▶ WHAT YOU HAVE TO DO: Pull out every line below that contains the word "ayudarte".

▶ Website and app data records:

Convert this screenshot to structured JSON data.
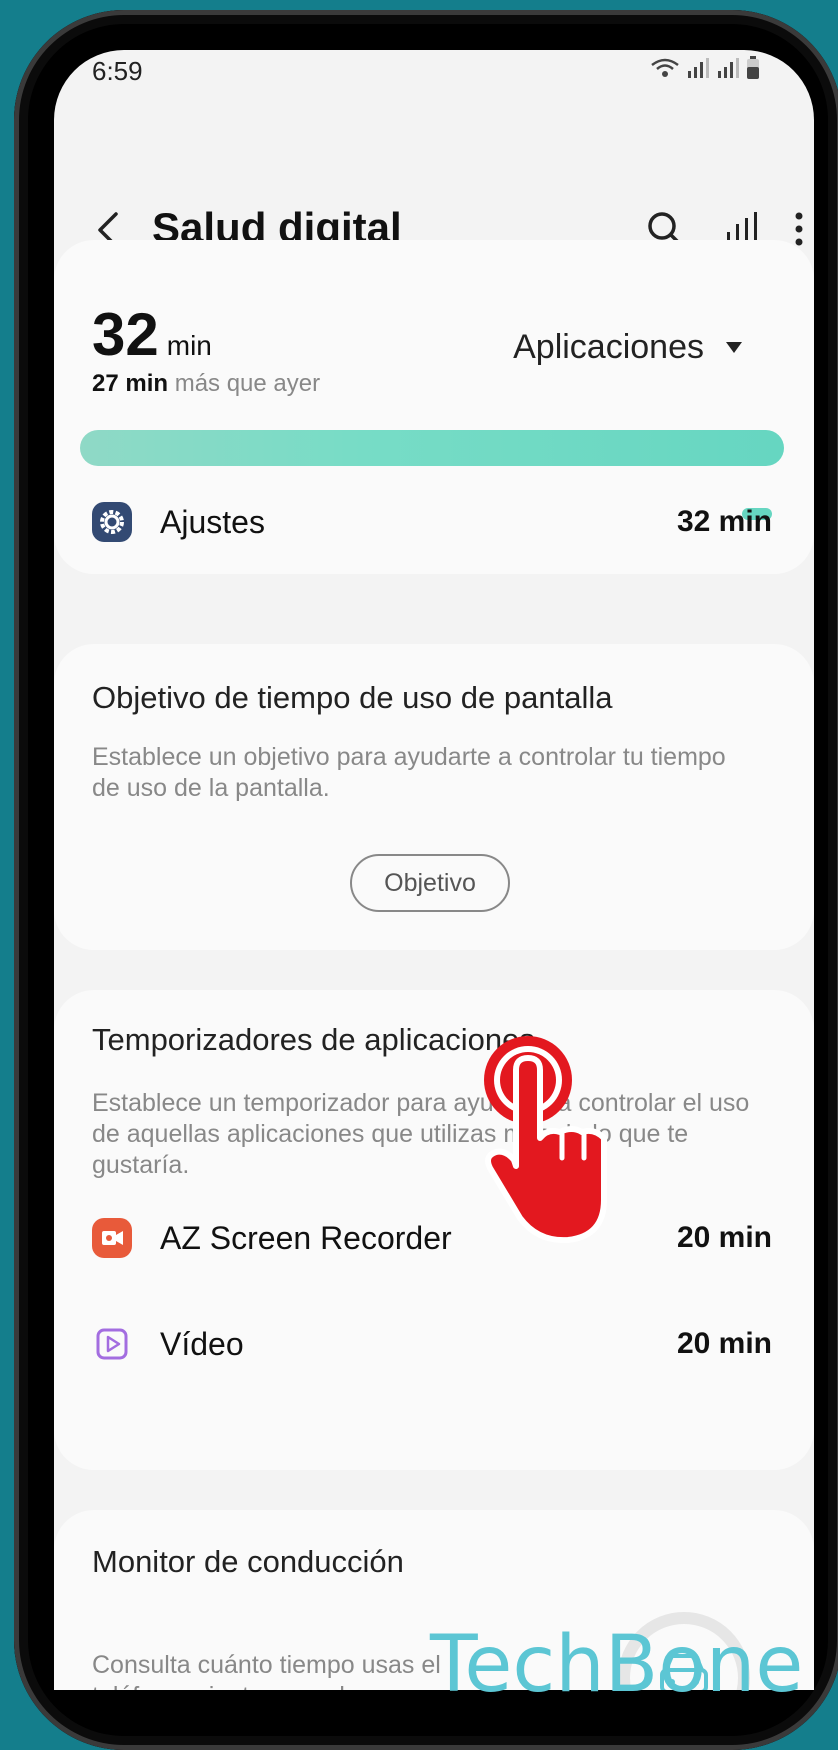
{
  "status_bar": {
    "time": "6:59"
  },
  "header": {
    "title": "Salud digital"
  },
  "summary": {
    "total": "32",
    "unit": "min",
    "compare_bold": "27 min",
    "compare_rest": " más que ayer",
    "dropdown_label": "Aplicaciones",
    "usage_fraction": 1.0
  },
  "apps": [
    {
      "label": "Ajustes",
      "time": "32 min",
      "icon": "gear-icon"
    }
  ],
  "goal_card": {
    "title": "Objetivo de tiempo de uso de pantalla",
    "description": "Establece un objetivo para ayudarte a controlar tu tiempo de uso de la pantalla.",
    "button_label": "Objetivo"
  },
  "timers_card": {
    "title": "Temporizadores de aplicaciones",
    "description": "Establece un temporizador para ayudarte a controlar el uso de aquellas aplicaciones que utilizas más de lo que te gustaría.",
    "items": [
      {
        "label": "AZ Screen Recorder",
        "time": "20 min",
        "icon": "screen-recorder-icon"
      },
      {
        "label": "Vídeo",
        "time": "20 min",
        "icon": "video-play-icon"
      }
    ]
  },
  "driving_card": {
    "title": "Monitor de conducción",
    "description": "Consulta cuánto tiempo usas el teléfono mientras conduces."
  },
  "watermark": "TechBone",
  "colors": {
    "accent": "#66d6c1",
    "background": "#147e8c",
    "hand": "#e3181f"
  }
}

▶ WRITTEN REPLY:
    "description": "Establece un objetivo para ayudarte a controlar tu tiempo de uso de la pantalla.",
    "description": "Establece un temporizador para ayudarte a controlar el uso de aquellas aplicaciones que utilizas más de lo que te gustaría.",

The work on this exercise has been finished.